The Digital Bolex D16 is as close to a digital 16mm film camera as possible. But replicating the feeling of a mag reel isn’t the reason the D16 can’t delete random clips in camera. If you’ve ever used a professional digital cinema camera on set before, you may have noticed that ALL cameras that use SSDs as a storage media do not allow for selective deletion of clips.

SSD as Storage Media

Many professional cinema cameras today use SSD drives to store footage. SSDs are safe from physical damage like a spinning-disc hard drive suffers, while able to hold more footage and record at higher bit rates than SD cards or CF cards. But SSDs are more than just a bigger, faster version of an SD or CF card. There are fundamental differences in the way that data is written to an SSD, and how the SSD is formatted, that make selective deletion of clips a no-no.

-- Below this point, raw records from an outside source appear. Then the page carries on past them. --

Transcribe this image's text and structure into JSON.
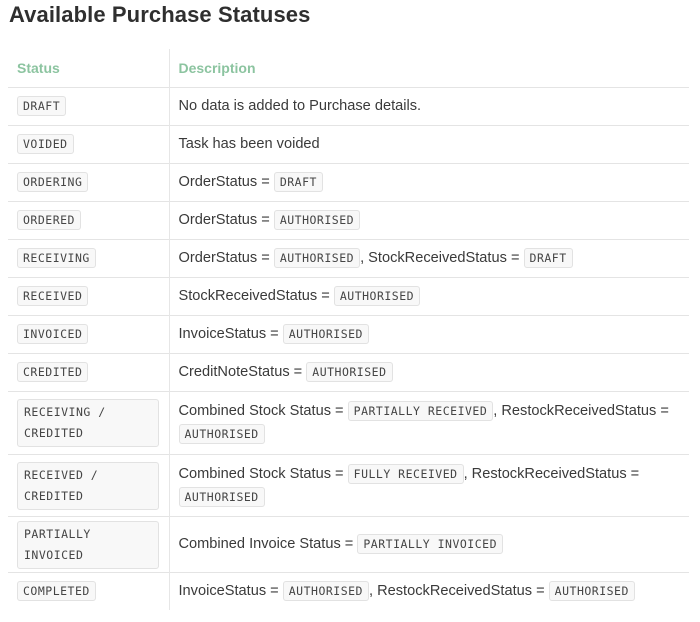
{
  "title": "Available Purchase Statuses",
  "headers": {
    "status": "Status",
    "description": "Description"
  },
  "rows": [
    {
      "status": "DRAFT",
      "parts": [
        {
          "text": "No data is added to Purchase details."
        }
      ]
    },
    {
      "status": "VOIDED",
      "parts": [
        {
          "text": "Task has been voided"
        }
      ]
    },
    {
      "status": "ORDERING",
      "parts": [
        {
          "text": "OrderStatus = "
        },
        {
          "code": "DRAFT"
        }
      ]
    },
    {
      "status": "ORDERED",
      "parts": [
        {
          "text": "OrderStatus = "
        },
        {
          "code": "AUTHORISED"
        }
      ]
    },
    {
      "status": "RECEIVING",
      "parts": [
        {
          "text": "OrderStatus = "
        },
        {
          "code": "AUTHORISED"
        },
        {
          "text": ", StockReceivedStatus = "
        },
        {
          "code": "DRAFT"
        }
      ]
    },
    {
      "status": "RECEIVED",
      "parts": [
        {
          "text": "StockReceivedStatus = "
        },
        {
          "code": "AUTHORISED"
        }
      ]
    },
    {
      "status": "INVOICED",
      "parts": [
        {
          "text": "InvoiceStatus = "
        },
        {
          "code": "AUTHORISED"
        }
      ]
    },
    {
      "status": "CREDITED",
      "parts": [
        {
          "text": "CreditNoteStatus = "
        },
        {
          "code": "AUTHORISED"
        }
      ]
    },
    {
      "status": "RECEIVING / CREDITED",
      "parts": [
        {
          "text": "Combined Stock Status = "
        },
        {
          "code": "PARTIALLY RECEIVED"
        },
        {
          "text": ", RestockReceivedStatus = "
        },
        {
          "code": "AUTHORISED"
        }
      ]
    },
    {
      "status": "RECEIVED / CREDITED",
      "parts": [
        {
          "text": "Combined Stock Status = "
        },
        {
          "code": "FULLY RECEIVED"
        },
        {
          "text": ", RestockReceivedStatus = "
        },
        {
          "code": "AUTHORISED"
        }
      ]
    },
    {
      "status": "PARTIALLY INVOICED",
      "parts": [
        {
          "text": "Combined Invoice Status = "
        },
        {
          "code": "PARTIALLY INVOICED"
        }
      ]
    },
    {
      "status": "COMPLETED",
      "parts": [
        {
          "text": "InvoiceStatus = "
        },
        {
          "code": "AUTHORISED"
        },
        {
          "text": ", RestockReceivedStatus = "
        },
        {
          "code": "AUTHORISED"
        }
      ]
    }
  ]
}
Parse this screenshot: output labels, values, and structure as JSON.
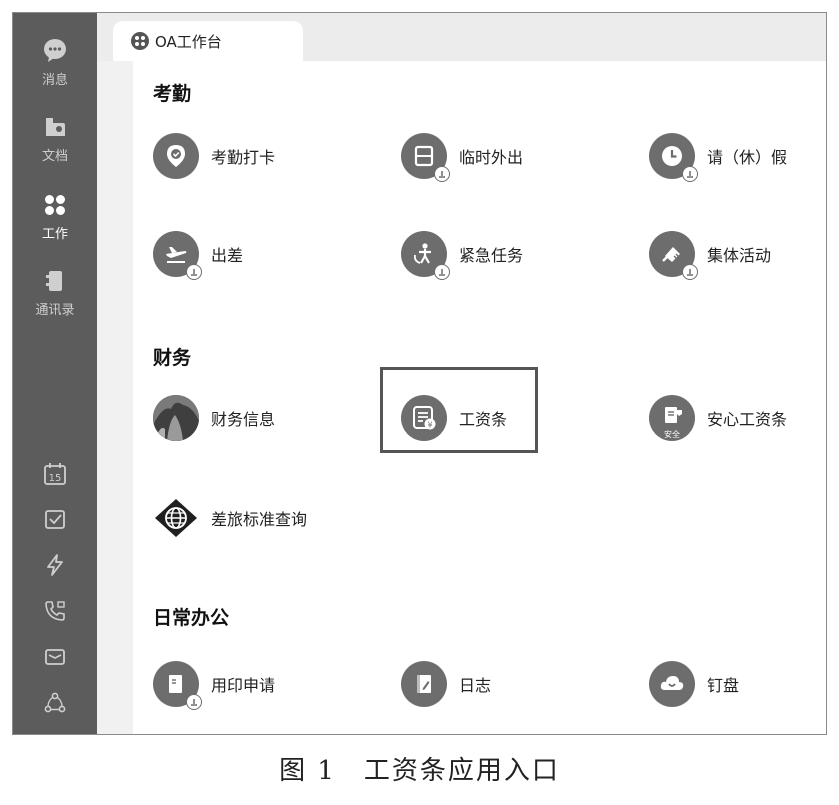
{
  "tab": {
    "title": "OA工作台"
  },
  "sidebar": {
    "items": [
      {
        "label": "消息",
        "icon": "chat-bubble-icon"
      },
      {
        "label": "文档",
        "icon": "folder-icon"
      },
      {
        "label": "工作",
        "icon": "grid-apps-icon"
      },
      {
        "label": "通讯录",
        "icon": "contacts-book-icon"
      }
    ],
    "tools": [
      "calendar-icon",
      "checkbox-icon",
      "lightning-icon",
      "phone-video-icon",
      "mail-icon",
      "network-icon"
    ],
    "calendar_day": "15"
  },
  "sections": {
    "attendance": {
      "title": "考勤",
      "apps": [
        {
          "label": "考勤打卡",
          "icon": "location-check-icon"
        },
        {
          "label": "临时外出",
          "icon": "door-icon"
        },
        {
          "label": "请（休）假",
          "icon": "clock-icon"
        },
        {
          "label": "出差",
          "icon": "airplane-icon"
        },
        {
          "label": "紧急任务",
          "icon": "person-urgent-icon"
        },
        {
          "label": "集体活动",
          "icon": "flag-icon"
        }
      ]
    },
    "finance": {
      "title": "财务",
      "apps": [
        {
          "label": "财务信息",
          "icon": "photo-thumbnail-icon"
        },
        {
          "label": "工资条",
          "icon": "payslip-icon"
        },
        {
          "label": "安心工资条",
          "icon": "safe-payslip-icon"
        },
        {
          "label": "差旅标准查询",
          "icon": "globe-icon"
        }
      ],
      "safe_badge": "安全"
    },
    "office": {
      "title": "日常办公",
      "apps": [
        {
          "label": "用印申请",
          "icon": "stamp-document-icon"
        },
        {
          "label": "日志",
          "icon": "journal-icon"
        },
        {
          "label": "钉盘",
          "icon": "cloud-icon"
        }
      ]
    }
  },
  "caption": "图 1　工资条应用入口",
  "colors": {
    "sidebar": "#5c5c5c",
    "icon": "#6d6d6d",
    "background": "#ffffff"
  }
}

If a clip is deleted from the middle of an SSD drive, it causes potential fragmentation of the drive, which can create major write-errors in new clips whose recorded data is sent to those now-unoccupied pockets of space on the drive. For instance, what happens if the new clip is longer than the deleted clip? The new clip becomes fragmented: part of the new clip is saved in the space left open by the previous clip, and the rest of the data gets sent to the back of the line. This greatly raises the likelyhood of many different types of errors in your footage, and reduces the lifetime writeability of the drive.

Last Clip Deletion

Some cameras, like the D16, have developed a compromise to allow deletion of only the very last clip recorded. This minimizes the risk of fragmentation by allowing the unoccupied portion of the drive to be formatted in its entirety. This micro-formatting, however, is not entirely optimal for the lifespan of the drive, but does allow users some flexibility.

What does this mean for your shoot?

Plan ahead. Know how many minutes of footage you have remaining on your camera, and how many minutes you have left in your day—or at least until your next break. For a feature film, especially when using a 512GB or 256GB camera rather than a 1TB camera, we recommend shooting the first portion of the day, dumping and backing up your footage during the lunch break, and wiping the camera before beginning again after lunch.